# TASK TO COMPLETE:
Find every line in the entries that holds the string "Prajapati" and report it.

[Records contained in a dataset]

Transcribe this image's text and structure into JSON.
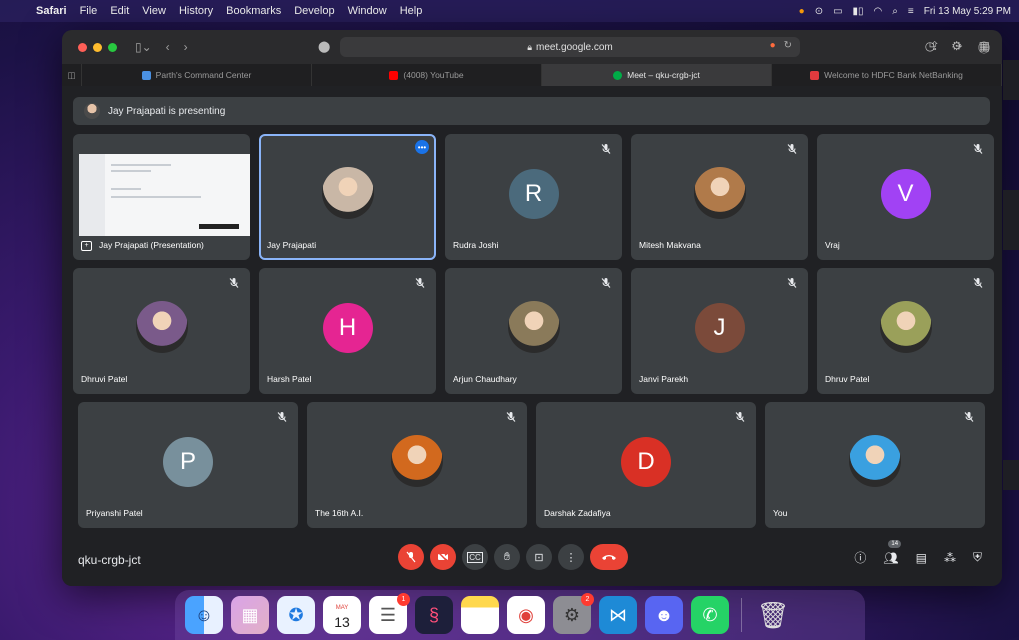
{
  "menubar": {
    "app": "Safari",
    "items": [
      "File",
      "Edit",
      "View",
      "History",
      "Bookmarks",
      "Develop",
      "Window",
      "Help"
    ],
    "datetime": "Fri 13 May  5:29 PM"
  },
  "browser": {
    "url": "meet.google.com",
    "tabs": [
      {
        "label": "Parth's Command Center",
        "color": "#4a90e2"
      },
      {
        "label": "(4008) YouTube",
        "color": "#ff0000"
      },
      {
        "label": "Meet – qku-crgb-jct",
        "color": "#00ac47"
      },
      {
        "label": "Welcome to HDFC Bank NetBanking",
        "color": "#e03a3e"
      }
    ]
  },
  "meet": {
    "presenting_banner": "Jay Prajapati is presenting",
    "meeting_code": "qku-crgb-jct",
    "people_count": "14",
    "participants": [
      {
        "name": "Jay Prajapati (Presentation)",
        "type": "presentation"
      },
      {
        "name": "Jay Prajapati",
        "type": "photo",
        "speaking": true,
        "photo_color": "#c9b7a6"
      },
      {
        "name": "Rudra Joshi",
        "type": "letter",
        "letter": "R",
        "color": "#4b6a7c"
      },
      {
        "name": "Mitesh Makvana",
        "type": "photo",
        "photo_color": "#b07a4a"
      },
      {
        "name": "Vraj",
        "type": "letter",
        "letter": "V",
        "color": "#a142f4"
      },
      {
        "name": "Dhruvi Patel",
        "type": "photo",
        "photo_color": "#7a5a8a"
      },
      {
        "name": "Harsh Patel",
        "type": "letter",
        "letter": "H",
        "color": "#e52592"
      },
      {
        "name": "Arjun Chaudhary",
        "type": "photo",
        "photo_color": "#8a7a5a"
      },
      {
        "name": "Janvi Parekh",
        "type": "letter",
        "letter": "J",
        "color": "#7b4a3a"
      },
      {
        "name": "Dhruv Patel",
        "type": "photo",
        "photo_color": "#9aa05a"
      },
      {
        "name": "Priyanshi Patel",
        "type": "letter",
        "letter": "P",
        "color": "#78909c"
      },
      {
        "name": "The 16th A.I.",
        "type": "photo",
        "photo_color": "#d2691e"
      },
      {
        "name": "Darshak Zadafiya",
        "type": "letter",
        "letter": "D",
        "color": "#d93025"
      },
      {
        "name": "You",
        "type": "photo",
        "photo_color": "#3aa0e0"
      }
    ]
  },
  "dock": {
    "calendar_month": "MAY",
    "calendar_day": "13",
    "reminders_badge": "1",
    "settings_badge": "2"
  }
}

# SOLUTION FOR THIS TASK:
    "presenting_banner": "Jay Prajapati is presenting",
        "name": "Jay Prajapati (Presentation)",
        "name": "Jay Prajapati",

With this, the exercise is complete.